*** Material to process ***

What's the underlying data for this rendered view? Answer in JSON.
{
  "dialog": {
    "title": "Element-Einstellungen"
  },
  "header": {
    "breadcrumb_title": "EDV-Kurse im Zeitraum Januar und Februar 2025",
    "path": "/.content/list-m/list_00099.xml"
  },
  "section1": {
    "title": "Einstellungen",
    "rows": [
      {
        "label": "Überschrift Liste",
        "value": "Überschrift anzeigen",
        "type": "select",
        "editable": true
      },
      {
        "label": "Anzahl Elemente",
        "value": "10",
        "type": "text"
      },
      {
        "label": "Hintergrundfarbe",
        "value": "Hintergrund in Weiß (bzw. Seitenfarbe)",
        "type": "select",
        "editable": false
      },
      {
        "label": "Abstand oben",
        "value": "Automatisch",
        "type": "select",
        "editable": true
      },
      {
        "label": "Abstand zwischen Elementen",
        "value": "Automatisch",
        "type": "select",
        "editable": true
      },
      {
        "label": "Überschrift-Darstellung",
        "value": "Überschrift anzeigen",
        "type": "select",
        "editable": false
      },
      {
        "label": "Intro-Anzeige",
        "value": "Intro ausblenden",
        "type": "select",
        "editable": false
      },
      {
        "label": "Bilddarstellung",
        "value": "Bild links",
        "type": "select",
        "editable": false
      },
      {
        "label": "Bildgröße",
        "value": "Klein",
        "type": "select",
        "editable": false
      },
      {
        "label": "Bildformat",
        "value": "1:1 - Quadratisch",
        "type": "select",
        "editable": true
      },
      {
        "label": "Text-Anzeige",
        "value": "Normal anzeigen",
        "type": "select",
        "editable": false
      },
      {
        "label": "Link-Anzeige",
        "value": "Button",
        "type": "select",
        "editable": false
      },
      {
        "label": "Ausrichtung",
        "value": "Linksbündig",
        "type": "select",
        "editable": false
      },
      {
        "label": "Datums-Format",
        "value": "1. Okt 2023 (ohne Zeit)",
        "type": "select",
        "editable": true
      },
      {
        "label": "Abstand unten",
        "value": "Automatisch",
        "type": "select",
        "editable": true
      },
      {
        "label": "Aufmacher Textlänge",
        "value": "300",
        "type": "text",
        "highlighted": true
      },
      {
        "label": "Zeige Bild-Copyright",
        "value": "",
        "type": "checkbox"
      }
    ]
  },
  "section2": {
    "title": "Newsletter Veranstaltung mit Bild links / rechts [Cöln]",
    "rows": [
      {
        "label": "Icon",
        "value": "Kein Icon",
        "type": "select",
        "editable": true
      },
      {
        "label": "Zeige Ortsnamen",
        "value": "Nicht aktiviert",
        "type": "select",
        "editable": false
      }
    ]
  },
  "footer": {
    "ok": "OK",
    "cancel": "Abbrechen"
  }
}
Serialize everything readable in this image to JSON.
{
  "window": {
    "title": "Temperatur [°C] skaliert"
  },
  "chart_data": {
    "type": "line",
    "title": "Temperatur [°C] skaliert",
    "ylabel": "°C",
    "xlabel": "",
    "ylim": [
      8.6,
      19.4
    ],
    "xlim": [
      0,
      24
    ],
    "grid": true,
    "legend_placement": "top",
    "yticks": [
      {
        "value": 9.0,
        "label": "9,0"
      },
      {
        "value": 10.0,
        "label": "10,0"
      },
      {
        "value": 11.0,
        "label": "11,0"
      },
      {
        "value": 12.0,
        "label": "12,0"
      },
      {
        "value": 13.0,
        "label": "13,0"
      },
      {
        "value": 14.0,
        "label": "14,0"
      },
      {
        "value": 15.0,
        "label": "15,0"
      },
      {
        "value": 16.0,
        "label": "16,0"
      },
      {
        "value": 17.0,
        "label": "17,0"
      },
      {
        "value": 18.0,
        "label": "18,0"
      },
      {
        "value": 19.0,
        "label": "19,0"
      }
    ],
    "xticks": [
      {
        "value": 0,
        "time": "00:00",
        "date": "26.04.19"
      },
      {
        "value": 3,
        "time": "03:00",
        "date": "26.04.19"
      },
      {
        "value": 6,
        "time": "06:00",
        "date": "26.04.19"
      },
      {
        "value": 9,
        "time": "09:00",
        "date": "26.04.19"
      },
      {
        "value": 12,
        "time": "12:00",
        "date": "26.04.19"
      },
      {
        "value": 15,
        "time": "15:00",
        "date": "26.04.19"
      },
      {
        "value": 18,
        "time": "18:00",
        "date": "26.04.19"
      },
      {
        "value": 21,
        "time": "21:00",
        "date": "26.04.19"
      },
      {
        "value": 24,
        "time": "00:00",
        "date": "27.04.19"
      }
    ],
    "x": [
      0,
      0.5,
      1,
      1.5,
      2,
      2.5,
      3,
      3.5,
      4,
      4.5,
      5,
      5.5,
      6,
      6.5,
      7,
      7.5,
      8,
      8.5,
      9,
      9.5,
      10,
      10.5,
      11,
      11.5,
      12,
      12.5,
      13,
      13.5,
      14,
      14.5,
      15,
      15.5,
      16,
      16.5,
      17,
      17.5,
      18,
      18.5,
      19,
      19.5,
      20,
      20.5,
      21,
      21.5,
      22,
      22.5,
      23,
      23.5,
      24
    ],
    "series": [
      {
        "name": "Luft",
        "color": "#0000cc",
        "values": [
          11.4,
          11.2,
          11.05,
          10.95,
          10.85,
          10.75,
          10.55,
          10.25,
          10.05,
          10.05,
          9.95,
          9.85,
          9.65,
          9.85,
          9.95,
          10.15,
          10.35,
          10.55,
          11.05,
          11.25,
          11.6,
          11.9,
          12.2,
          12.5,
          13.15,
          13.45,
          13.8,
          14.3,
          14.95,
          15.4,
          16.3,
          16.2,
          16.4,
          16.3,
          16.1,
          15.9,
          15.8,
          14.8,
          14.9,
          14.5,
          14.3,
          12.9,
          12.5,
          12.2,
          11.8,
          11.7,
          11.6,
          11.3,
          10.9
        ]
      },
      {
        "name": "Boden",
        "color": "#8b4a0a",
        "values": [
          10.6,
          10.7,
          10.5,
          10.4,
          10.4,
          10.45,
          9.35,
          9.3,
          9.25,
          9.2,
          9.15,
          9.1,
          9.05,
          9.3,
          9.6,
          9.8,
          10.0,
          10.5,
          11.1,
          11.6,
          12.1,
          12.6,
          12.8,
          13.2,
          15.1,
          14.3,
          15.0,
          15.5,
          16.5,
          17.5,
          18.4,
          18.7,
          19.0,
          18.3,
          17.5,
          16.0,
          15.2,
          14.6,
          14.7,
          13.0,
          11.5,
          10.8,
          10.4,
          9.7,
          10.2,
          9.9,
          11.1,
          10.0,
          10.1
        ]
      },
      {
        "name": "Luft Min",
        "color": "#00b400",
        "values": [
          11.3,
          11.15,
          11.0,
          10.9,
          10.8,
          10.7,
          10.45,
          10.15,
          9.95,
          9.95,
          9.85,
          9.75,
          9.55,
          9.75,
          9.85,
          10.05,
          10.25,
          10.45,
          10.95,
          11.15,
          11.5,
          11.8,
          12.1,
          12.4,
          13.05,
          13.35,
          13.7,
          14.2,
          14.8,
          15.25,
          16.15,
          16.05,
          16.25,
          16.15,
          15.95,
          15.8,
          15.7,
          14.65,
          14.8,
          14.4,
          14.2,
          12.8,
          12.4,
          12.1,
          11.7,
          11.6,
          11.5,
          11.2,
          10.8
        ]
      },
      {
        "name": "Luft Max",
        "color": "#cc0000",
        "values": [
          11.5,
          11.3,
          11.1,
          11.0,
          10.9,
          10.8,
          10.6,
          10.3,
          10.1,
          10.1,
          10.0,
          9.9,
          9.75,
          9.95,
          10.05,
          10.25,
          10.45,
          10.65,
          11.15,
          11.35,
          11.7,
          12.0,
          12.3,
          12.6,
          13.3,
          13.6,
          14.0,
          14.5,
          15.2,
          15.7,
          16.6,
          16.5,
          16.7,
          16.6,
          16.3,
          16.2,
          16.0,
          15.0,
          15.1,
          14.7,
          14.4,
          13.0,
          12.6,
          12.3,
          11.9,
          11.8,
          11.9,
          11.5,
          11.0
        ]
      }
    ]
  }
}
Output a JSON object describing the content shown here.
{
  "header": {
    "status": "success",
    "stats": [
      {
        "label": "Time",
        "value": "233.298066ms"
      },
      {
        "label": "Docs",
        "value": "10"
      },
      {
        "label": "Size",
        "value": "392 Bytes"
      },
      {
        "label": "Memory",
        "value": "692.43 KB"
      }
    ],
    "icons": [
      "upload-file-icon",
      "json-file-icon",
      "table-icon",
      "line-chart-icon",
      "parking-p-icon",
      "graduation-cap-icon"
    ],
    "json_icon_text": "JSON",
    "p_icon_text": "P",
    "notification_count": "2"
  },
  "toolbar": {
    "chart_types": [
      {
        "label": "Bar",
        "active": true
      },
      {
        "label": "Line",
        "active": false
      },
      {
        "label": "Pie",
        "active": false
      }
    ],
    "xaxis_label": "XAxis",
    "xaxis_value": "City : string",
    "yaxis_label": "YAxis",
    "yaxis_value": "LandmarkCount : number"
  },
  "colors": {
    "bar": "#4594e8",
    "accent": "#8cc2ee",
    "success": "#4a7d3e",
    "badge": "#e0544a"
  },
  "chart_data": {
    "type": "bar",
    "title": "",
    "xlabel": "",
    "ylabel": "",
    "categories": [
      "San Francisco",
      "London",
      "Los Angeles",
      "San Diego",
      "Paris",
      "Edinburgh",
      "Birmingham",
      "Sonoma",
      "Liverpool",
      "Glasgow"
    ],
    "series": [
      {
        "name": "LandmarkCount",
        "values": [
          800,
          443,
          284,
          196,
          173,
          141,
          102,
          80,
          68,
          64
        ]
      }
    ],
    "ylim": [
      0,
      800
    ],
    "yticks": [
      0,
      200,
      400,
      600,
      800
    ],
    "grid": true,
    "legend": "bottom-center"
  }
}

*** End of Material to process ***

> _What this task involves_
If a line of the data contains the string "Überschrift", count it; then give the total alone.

> _Response to the exercise_
4